Social Studies will incorporate hands-on activities to enrich the students’ academic learning, by ensuring real-life relevance and retention. Through role-play, simulations, guest speakers, field trips, etc., Kaleidoscope will bring history to life. The teachers and students will dress up and role play history.
The Science curriculum are generated from Core Knowledge, which uses a spiral method of teaching, where the content is taught in one grade at that level and then revisited again three years later, with more details and age-appropriate content. Core Knowledge has the advantage that the curriculum is there, but the lessons are not. Teachers are allowed creativity in creating their own lessons based on the curriculum.
In Science, students will perform experiments and participate in activities to learn about the science units. From kindergarten through 8th grade, students learn about the scientific method and inquiry process through an annual science fair where all students participate.

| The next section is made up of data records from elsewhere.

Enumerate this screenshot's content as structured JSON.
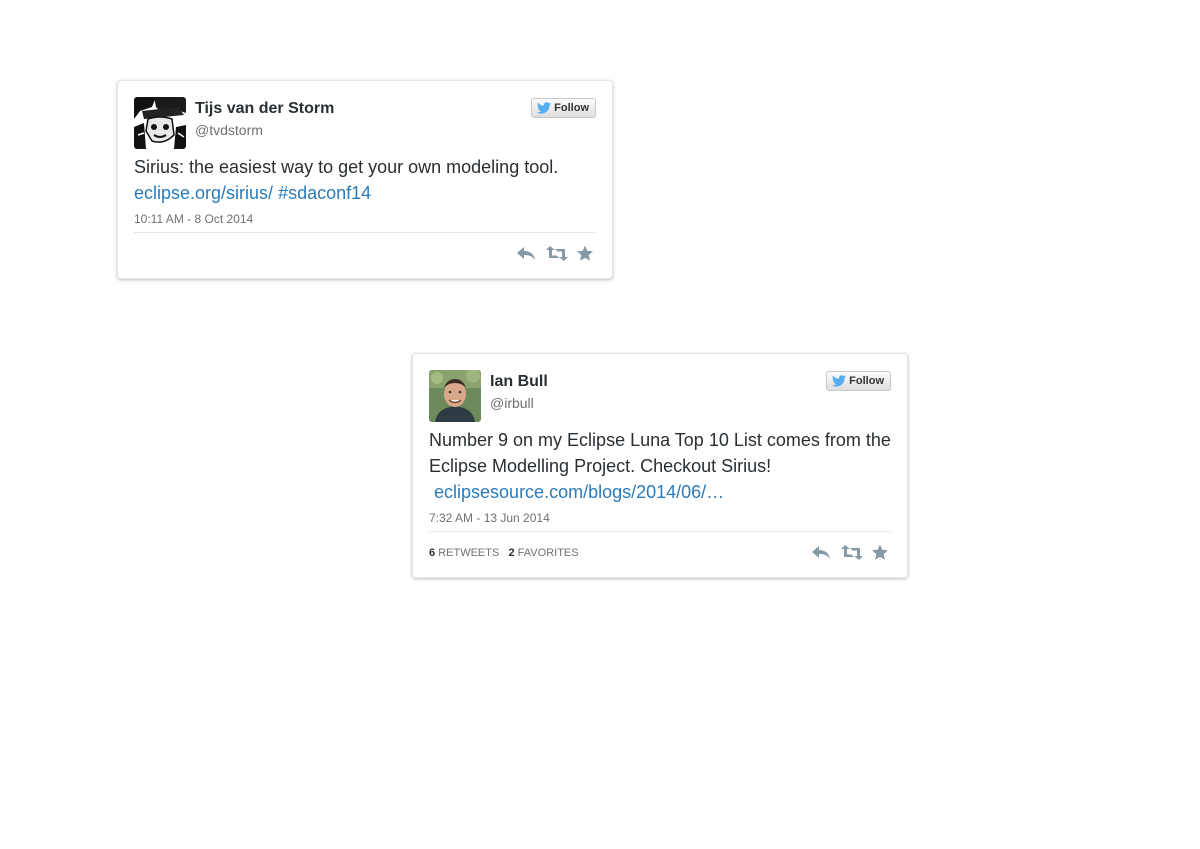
{
  "tweets": [
    {
      "name": "Tijs van der Storm",
      "handle": "@tvdstorm",
      "follow_label": "Follow",
      "text": "Sirius: the easiest way to get your own modeling tool. ",
      "link_1": "eclipse.org/sirius/",
      "link_2": " #sdaconf14",
      "date": "10:11 AM - 8 Oct 2014"
    },
    {
      "name": "Ian Bull",
      "handle": "@irbull",
      "follow_label": "Follow",
      "text": "Number 9 on my Eclipse Luna Top 10 List comes from the Eclipse Modelling Project. Checkout Sirius! ",
      "link_1": "eclipsesource.com/blogs/2014/06/…",
      "date": "7:32 AM - 13 Jun 2014",
      "retweets": "6",
      "retweets_label": "Retweets",
      "favorites": "2",
      "favorites_label": "Favorites"
    }
  ],
  "icons": [
    "twitter-bird-icon",
    "reply-icon",
    "retweet-icon",
    "favorite-icon"
  ],
  "colors": {
    "link": "#2b7bb9",
    "twitter_blue": "#55acee",
    "muted": "#707070"
  }
}
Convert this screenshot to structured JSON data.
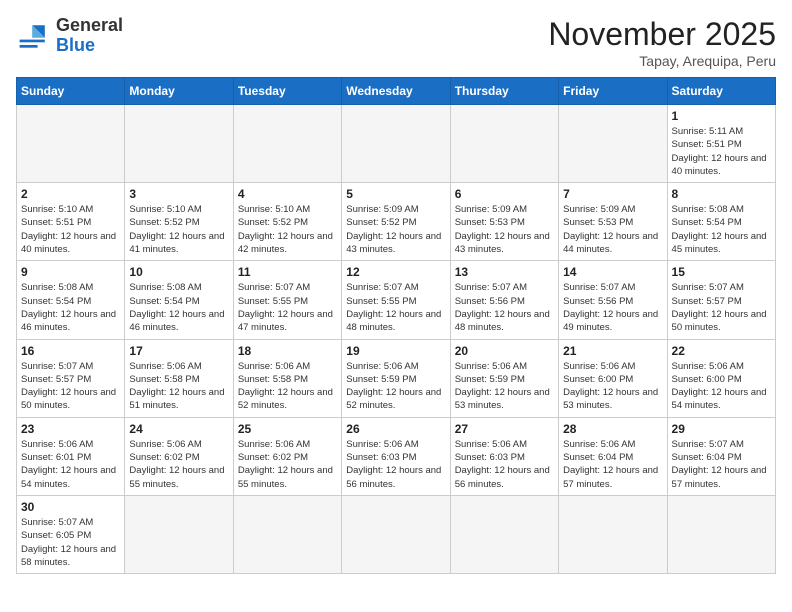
{
  "header": {
    "logo_general": "General",
    "logo_blue": "Blue",
    "month_title": "November 2025",
    "location": "Tapay, Arequipa, Peru"
  },
  "days_of_week": [
    "Sunday",
    "Monday",
    "Tuesday",
    "Wednesday",
    "Thursday",
    "Friday",
    "Saturday"
  ],
  "weeks": [
    [
      {
        "day": "",
        "info": ""
      },
      {
        "day": "",
        "info": ""
      },
      {
        "day": "",
        "info": ""
      },
      {
        "day": "",
        "info": ""
      },
      {
        "day": "",
        "info": ""
      },
      {
        "day": "",
        "info": ""
      },
      {
        "day": "1",
        "info": "Sunrise: 5:11 AM\nSunset: 5:51 PM\nDaylight: 12 hours and 40 minutes."
      }
    ],
    [
      {
        "day": "2",
        "info": "Sunrise: 5:10 AM\nSunset: 5:51 PM\nDaylight: 12 hours and 40 minutes."
      },
      {
        "day": "3",
        "info": "Sunrise: 5:10 AM\nSunset: 5:52 PM\nDaylight: 12 hours and 41 minutes."
      },
      {
        "day": "4",
        "info": "Sunrise: 5:10 AM\nSunset: 5:52 PM\nDaylight: 12 hours and 42 minutes."
      },
      {
        "day": "5",
        "info": "Sunrise: 5:09 AM\nSunset: 5:52 PM\nDaylight: 12 hours and 43 minutes."
      },
      {
        "day": "6",
        "info": "Sunrise: 5:09 AM\nSunset: 5:53 PM\nDaylight: 12 hours and 43 minutes."
      },
      {
        "day": "7",
        "info": "Sunrise: 5:09 AM\nSunset: 5:53 PM\nDaylight: 12 hours and 44 minutes."
      },
      {
        "day": "8",
        "info": "Sunrise: 5:08 AM\nSunset: 5:54 PM\nDaylight: 12 hours and 45 minutes."
      }
    ],
    [
      {
        "day": "9",
        "info": "Sunrise: 5:08 AM\nSunset: 5:54 PM\nDaylight: 12 hours and 46 minutes."
      },
      {
        "day": "10",
        "info": "Sunrise: 5:08 AM\nSunset: 5:54 PM\nDaylight: 12 hours and 46 minutes."
      },
      {
        "day": "11",
        "info": "Sunrise: 5:07 AM\nSunset: 5:55 PM\nDaylight: 12 hours and 47 minutes."
      },
      {
        "day": "12",
        "info": "Sunrise: 5:07 AM\nSunset: 5:55 PM\nDaylight: 12 hours and 48 minutes."
      },
      {
        "day": "13",
        "info": "Sunrise: 5:07 AM\nSunset: 5:56 PM\nDaylight: 12 hours and 48 minutes."
      },
      {
        "day": "14",
        "info": "Sunrise: 5:07 AM\nSunset: 5:56 PM\nDaylight: 12 hours and 49 minutes."
      },
      {
        "day": "15",
        "info": "Sunrise: 5:07 AM\nSunset: 5:57 PM\nDaylight: 12 hours and 50 minutes."
      }
    ],
    [
      {
        "day": "16",
        "info": "Sunrise: 5:07 AM\nSunset: 5:57 PM\nDaylight: 12 hours and 50 minutes."
      },
      {
        "day": "17",
        "info": "Sunrise: 5:06 AM\nSunset: 5:58 PM\nDaylight: 12 hours and 51 minutes."
      },
      {
        "day": "18",
        "info": "Sunrise: 5:06 AM\nSunset: 5:58 PM\nDaylight: 12 hours and 52 minutes."
      },
      {
        "day": "19",
        "info": "Sunrise: 5:06 AM\nSunset: 5:59 PM\nDaylight: 12 hours and 52 minutes."
      },
      {
        "day": "20",
        "info": "Sunrise: 5:06 AM\nSunset: 5:59 PM\nDaylight: 12 hours and 53 minutes."
      },
      {
        "day": "21",
        "info": "Sunrise: 5:06 AM\nSunset: 6:00 PM\nDaylight: 12 hours and 53 minutes."
      },
      {
        "day": "22",
        "info": "Sunrise: 5:06 AM\nSunset: 6:00 PM\nDaylight: 12 hours and 54 minutes."
      }
    ],
    [
      {
        "day": "23",
        "info": "Sunrise: 5:06 AM\nSunset: 6:01 PM\nDaylight: 12 hours and 54 minutes."
      },
      {
        "day": "24",
        "info": "Sunrise: 5:06 AM\nSunset: 6:02 PM\nDaylight: 12 hours and 55 minutes."
      },
      {
        "day": "25",
        "info": "Sunrise: 5:06 AM\nSunset: 6:02 PM\nDaylight: 12 hours and 55 minutes."
      },
      {
        "day": "26",
        "info": "Sunrise: 5:06 AM\nSunset: 6:03 PM\nDaylight: 12 hours and 56 minutes."
      },
      {
        "day": "27",
        "info": "Sunrise: 5:06 AM\nSunset: 6:03 PM\nDaylight: 12 hours and 56 minutes."
      },
      {
        "day": "28",
        "info": "Sunrise: 5:06 AM\nSunset: 6:04 PM\nDaylight: 12 hours and 57 minutes."
      },
      {
        "day": "29",
        "info": "Sunrise: 5:07 AM\nSunset: 6:04 PM\nDaylight: 12 hours and 57 minutes."
      }
    ],
    [
      {
        "day": "30",
        "info": "Sunrise: 5:07 AM\nSunset: 6:05 PM\nDaylight: 12 hours and 58 minutes."
      },
      {
        "day": "",
        "info": ""
      },
      {
        "day": "",
        "info": ""
      },
      {
        "day": "",
        "info": ""
      },
      {
        "day": "",
        "info": ""
      },
      {
        "day": "",
        "info": ""
      },
      {
        "day": "",
        "info": ""
      }
    ]
  ]
}
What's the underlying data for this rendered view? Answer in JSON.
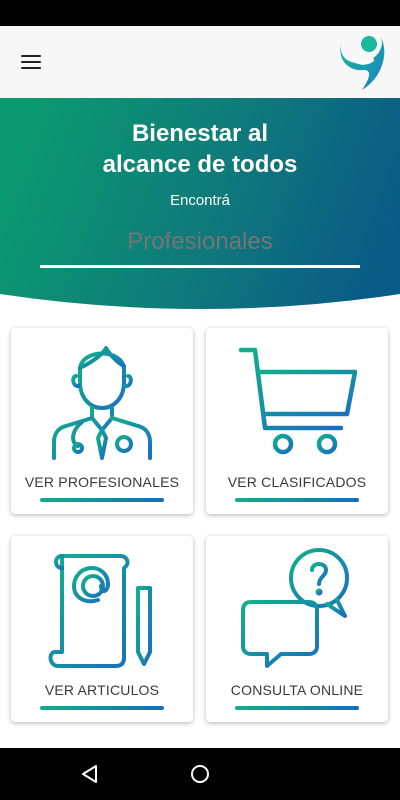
{
  "hero": {
    "title_line1": "Bienestar al",
    "title_line2": "alcance de todos",
    "subtitle": "Encontrá",
    "search_placeholder": "Profesionales"
  },
  "cards": [
    {
      "label": "VER PROFESIONALES",
      "icon": "doctor-icon"
    },
    {
      "label": "VER CLASIFICADOS",
      "icon": "shopping-cart-icon"
    },
    {
      "label": "VER ARTICULOS",
      "icon": "article-document-icon"
    },
    {
      "label": "CONSULTA ONLINE",
      "icon": "chat-question-icon"
    }
  ],
  "colors": {
    "gradient_start": "#0fae8c",
    "gradient_end": "#1470b8",
    "hero_start": "#0b9a6f",
    "hero_end": "#0a5a86"
  },
  "icons": {
    "menu": "hamburger-menu-icon",
    "logo": "app-logo",
    "nav_back": "back-triangle-icon",
    "nav_home": "home-circle-icon"
  }
}
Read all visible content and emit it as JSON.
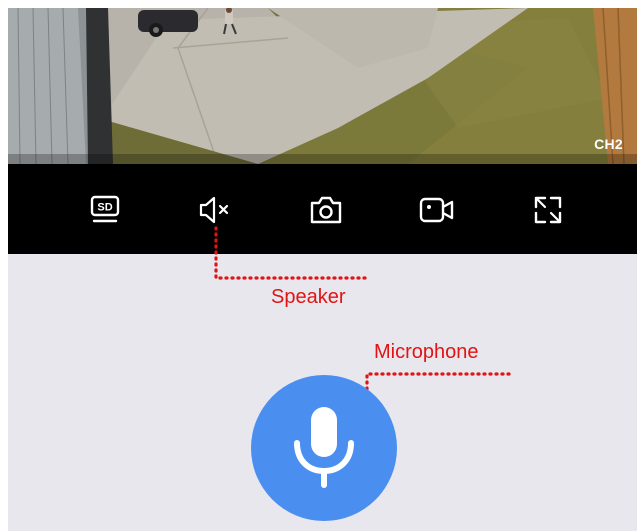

Field trips and community involvement is core to our Science curriculum and is one of our fundamental elements to the program of instruction.
Kaleidoscope School will incorporate at least one lesson for every thematic unit with a structured play-based curriculum. Play provides opportunities for growth in cognitive, social, emotional, and physical domains. Students learn cognitive skills, problem solving skills, creativity, compromising, and self-regulation.
As students’ progress at Kaleidoscope, structured play will take on different forms. For example, in Kindergarten and 1st grade, teachers will utilize dolls and trucks to reinforce skills being taught. The dolls will not only be used to reinforce social emotional skills, they will also be used to count fingers, to recreate a historical scene, and to bring a story to life. Trucks will be used to help solve science experiments and do math by counting the tires.
By 2nd and 3rd grade, the structured play will transition to looking more like a scavenger hunt, finding clues. The students will walk into class, ready to learn a thematic unit about Rome. Students will be given clues that they must solve in order to get to the next major event that happened during that time. 4th and 5th graders will have their classroom transformed to represent a historical period in which students have opportunities to explore books about that event, touch artifacts, write letters, draw pictures of the event.
Finally, in 6th, 7th, and 8th grade, structured play will incorporate technology; taking the current popular video game and incorporating math and science into that game, following up with some hands-on activity to end the unit. The goal of the structured play is to utilize developmentally appropriate play at each grade so that students higher order thinking skills as well as incorporate social skills.
In each grade’s weekly schedule, there will be time dedicated to Exploratorium. Social Studies and Science need extra time, especially when doing a play or performing an experiment. The Exploratorium time will be dedicated to this type of enrichment. As the units are integrated, this time may also be considered extra English Language Arts or Math time as well.